  41. 41.
    Farashahi, R. R., & Sidorenko, S. B. A. (2007). Efficient pseudorandom generators based on the DDH assumption. In Okamoto, T., Wang, X. (eds.) PKC 2007. LNCS (Vol. 4450, pp. 426–441). Heidelberg: Springer.Google Scholar
  42. 42.
    Omar, R., & Zbigniew, K. (2015). On pseudo-random number generators using elliptic curves and chaotic systems. Applied Mathematics and Information Sciences, 9(1), 31–38.MathSciNetCrossRefGoogle Scholar
  43. 43.
    Brown, D. R. L. (2009). SEC 1: Elliptic curve cryptography. Mossossaiga: Certicom Corp.Google Scholar
  44. 44.
    Webster, A. F., & Tavares, S. E. (1986). On the design of S-boxes.

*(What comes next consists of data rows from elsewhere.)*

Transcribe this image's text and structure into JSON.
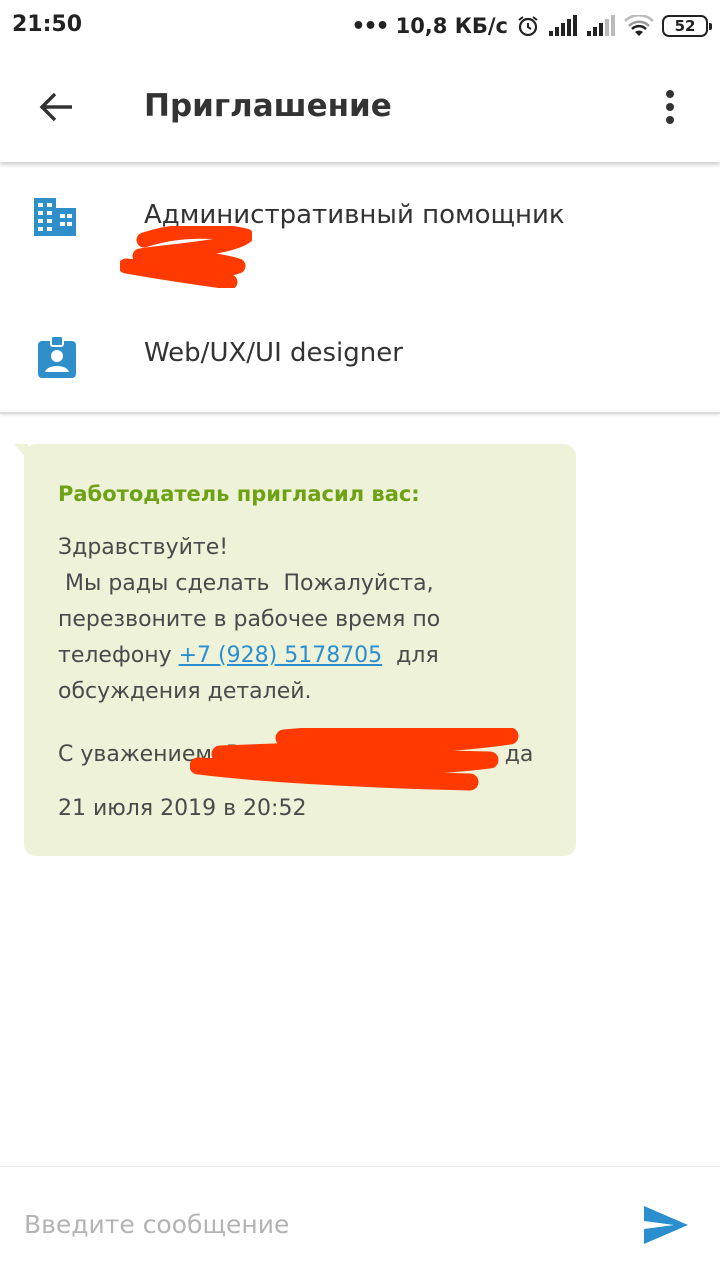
{
  "status_bar": {
    "time": "21:50",
    "dots": "•••",
    "speed": "10,8 КБ/с",
    "battery": "52",
    "icons": [
      "alarm-icon",
      "signal-icon",
      "signal-icon",
      "wifi-icon",
      "battery-icon"
    ]
  },
  "app_bar": {
    "title": "Приглашение",
    "back_icon": "arrow-back-icon",
    "menu_icon": "more-vert-icon"
  },
  "vacancy": {
    "position": "Административный помощник",
    "position_icon": "building-icon",
    "resume": "Web/UX/UI designer",
    "resume_icon": "badge-icon"
  },
  "message": {
    "heading": "Работодатель пригласил вас:",
    "lines": {
      "l1": "Здравствуйте!",
      "l2": " Мы рады сделать  Пожалуйста,",
      "l3": "перезвоните в рабочее время по",
      "l4_prefix": "телефону ",
      "l4_phone": "+7 (928) 5178705",
      "l4_suffix": "  для",
      "l5": "обсуждения деталей."
    },
    "signature": "С уважением, Викто                              да",
    "date": "21 июля 2019 в 20:52"
  },
  "input": {
    "placeholder": "Введите сообщение",
    "send_icon": "send-icon"
  },
  "colors": {
    "accent": "#2b8fcf",
    "heading_green": "#6ea215",
    "bubble_bg": "#eef2d9",
    "redaction": "#ff3a00"
  }
}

Advances in Cryptology–CRYPT0 ‘85 LNCS, 218, 523–534.Google Scholar
  45. 45.
    Lidl, R., & Niederreiter, H. (1994). Introduction to finite fields and their applications (2nd ed.). Cambridge: Cambridge University Press.CrossRefMATHGoogle Scholar
  46. 46.
    Bustamante, M. D., & Hayat, U. (2013). Complete classification of discrete resonant Rossby/drift wave triads on periodic domains. Communications in Nonlinear Science and Numerical Simulation, 18, 2402–2419.MathSciNetCrossRefMATHGoogle Scholar

Copyright information

© Springer Science+Business Media, LLC, part of Springer Nature 2018

Authors and Affiliations

  • Umar Hayat
    • 1
  • Naveed Ahmed Azam
    • 2
    • 3
  • Muhammad Asif
    • 1
  1. 1.Department of MathematicsQuaid-i-Azam UniversityIslamabadPakistan
  2. 2.Department of Applied Mathematics and Physics, Graduate School of InformaticsKyoto UniversityKyotoJapan
  3. 3.Faculty of Engineering SciencesGIK InstituteTopiPakistan

Personalised recommendations